A superior name for this duck might have been snarfer or scarfer. The bird feeds voraciously, constantly scooping up food just under the water’s surface. Here’s a video I made of a drake at the duck pond by my house:

Video by © Ted Floyd.

Something you’ll surely notice is that the bird is spinning as it snarfs and scarfs. Phalaropes famously do the same thing. And there’s something else about phalaropes: According to the literature, phalaropes in the wild almost always spin counterclockwise. Click on that shoveler video again: The bird is rotating counterclockwise, as though it were a phalarope. Could there be some adaptive explanation for spinning one way, but not the other? It’s tempting to posit an adaptation arising from the Coriolis Effect, a.k.a., the Toilet Bowl Effect, whereby toilets flush counterclockwise in the northern hemisphere.

Not so fast. At that same duck pond, I witnessed this:

Video by © Ted Floyd.

Those second-calendar-year (“first-winter”) males are spinning clockwise.

And I documented this:

Video by © Ted Floyd.

So much for the hen dutifully in tow. The birds are pinwheeling in perfect unison, and, as with the young males, they’re rotating clockwise.

Phalaropes get all the attention, and it is indeed mesmerizing to watch an entire pond practically percolating with frenetic pharalopes. But I’m not aware that pairs of phalaropes synchronize their spinning in the manner of shovelers.

A shoveler is 10–20 times more massive than a phalarope, and you can of course double that figure for a couplet of spinning shovelers. Which has gotten me to thinking about something: Do shovelers and phalaropes spin according to different physical processes?

Bryan S. Obst and colleagues, in a fascinating 1996 paper on phalaropes (Nature 384: 121), believed that “[t]hese very small birds are the only vertebrates that spin” and that “[l]arger birds probably could not spin fast enough to upwell prey.” Obst et al. found that phalaropes do not create a bounded vortex with central upwelling, contrary to expectation, but I wonder if maybe that’s what the larger shovelers are doing. In my experience, spinning shovelers are restricted to shallow water, unlike the deepwater phalaropes; so perhaps shovelers actually are capable of pulling up prey in a bounded vortex. Presumably, the ingenious methods of the Obst team could be applied to a study of spinning shovelers?
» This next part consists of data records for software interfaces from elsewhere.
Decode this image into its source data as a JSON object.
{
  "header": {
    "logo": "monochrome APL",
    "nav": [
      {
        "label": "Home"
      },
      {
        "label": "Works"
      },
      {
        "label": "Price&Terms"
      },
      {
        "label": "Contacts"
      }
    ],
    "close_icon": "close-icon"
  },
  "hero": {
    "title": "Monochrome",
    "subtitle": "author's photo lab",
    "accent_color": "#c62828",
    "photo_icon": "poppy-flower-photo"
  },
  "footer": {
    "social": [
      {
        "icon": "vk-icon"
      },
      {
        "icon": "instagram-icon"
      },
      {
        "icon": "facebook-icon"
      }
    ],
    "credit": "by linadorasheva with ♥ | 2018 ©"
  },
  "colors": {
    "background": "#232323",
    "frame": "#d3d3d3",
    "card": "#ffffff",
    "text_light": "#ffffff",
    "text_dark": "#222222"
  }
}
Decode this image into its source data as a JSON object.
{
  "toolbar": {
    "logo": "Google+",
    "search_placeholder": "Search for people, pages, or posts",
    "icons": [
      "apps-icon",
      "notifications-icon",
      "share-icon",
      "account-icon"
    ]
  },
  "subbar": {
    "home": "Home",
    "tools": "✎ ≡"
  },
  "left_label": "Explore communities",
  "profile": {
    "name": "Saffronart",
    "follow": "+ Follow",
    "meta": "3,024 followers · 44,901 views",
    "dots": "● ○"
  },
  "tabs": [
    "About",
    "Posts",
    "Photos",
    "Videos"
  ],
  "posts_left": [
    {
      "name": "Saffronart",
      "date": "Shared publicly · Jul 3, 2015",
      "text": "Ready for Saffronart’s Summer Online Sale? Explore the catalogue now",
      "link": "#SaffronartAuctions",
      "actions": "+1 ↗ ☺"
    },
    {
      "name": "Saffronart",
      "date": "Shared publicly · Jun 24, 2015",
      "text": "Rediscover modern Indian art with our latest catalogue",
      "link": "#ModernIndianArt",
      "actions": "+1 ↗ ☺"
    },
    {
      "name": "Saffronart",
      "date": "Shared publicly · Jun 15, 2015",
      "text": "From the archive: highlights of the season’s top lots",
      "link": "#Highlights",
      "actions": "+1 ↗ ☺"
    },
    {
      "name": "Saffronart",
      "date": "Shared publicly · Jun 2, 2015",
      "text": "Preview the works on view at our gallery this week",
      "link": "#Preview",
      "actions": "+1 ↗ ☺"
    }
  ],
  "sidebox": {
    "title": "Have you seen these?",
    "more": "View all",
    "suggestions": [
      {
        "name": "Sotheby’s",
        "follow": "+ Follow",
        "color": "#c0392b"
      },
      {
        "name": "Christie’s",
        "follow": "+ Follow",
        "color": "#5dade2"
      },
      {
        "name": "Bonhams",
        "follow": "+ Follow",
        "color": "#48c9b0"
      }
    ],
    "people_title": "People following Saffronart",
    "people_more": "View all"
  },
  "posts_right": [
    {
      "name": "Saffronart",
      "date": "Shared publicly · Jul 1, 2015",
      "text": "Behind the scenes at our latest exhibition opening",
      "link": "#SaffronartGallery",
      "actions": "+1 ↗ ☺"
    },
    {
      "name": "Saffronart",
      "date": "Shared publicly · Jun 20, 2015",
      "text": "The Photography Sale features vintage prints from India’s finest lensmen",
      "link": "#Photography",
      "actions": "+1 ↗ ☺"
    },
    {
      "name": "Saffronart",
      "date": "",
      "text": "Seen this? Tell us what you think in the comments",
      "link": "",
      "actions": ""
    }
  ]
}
Meanwhile, what about the direction of spin? Do shovelers exhibit handedness, or, I suppose, footedness? If so, are social interactions mediated by footedness? Is the coupling cooperative, as I’ve been assuming, or could it be parasitic? And, in any event, is there some role for the Coriolis Effect in all of this?

I hope someone—maybe even someone reading this blog—figures it out.

I thank ur-naturalist Steve Jones for putting me onto the whole phenomenon of shoveler kinematics. Steve framed the question a bit differently from how I have, but the basic idea arose from a fascinating email he sent me a while back. I am also grateful to ornithologists Margaret Rubega and Chris Elphick for patiently explaining bird-generated upwelling to me. I probably still got some of it wrong, but that’s not their fault!



Ted Floyd is the longtime Editor of Birding magazine, and he is broadly involved in other programs and initiatives with the ABA. Ted has written 200+ magazine articles and 5 books, including How to Know the Birds (National Geographic, 2019). He is a frequent speaker at birding festivals and has served on several nonprofit boards. Join Ted here for his semimonthly spot, “How to Know the Birds,” celebrating common birds and the uncommonly interesting things they do.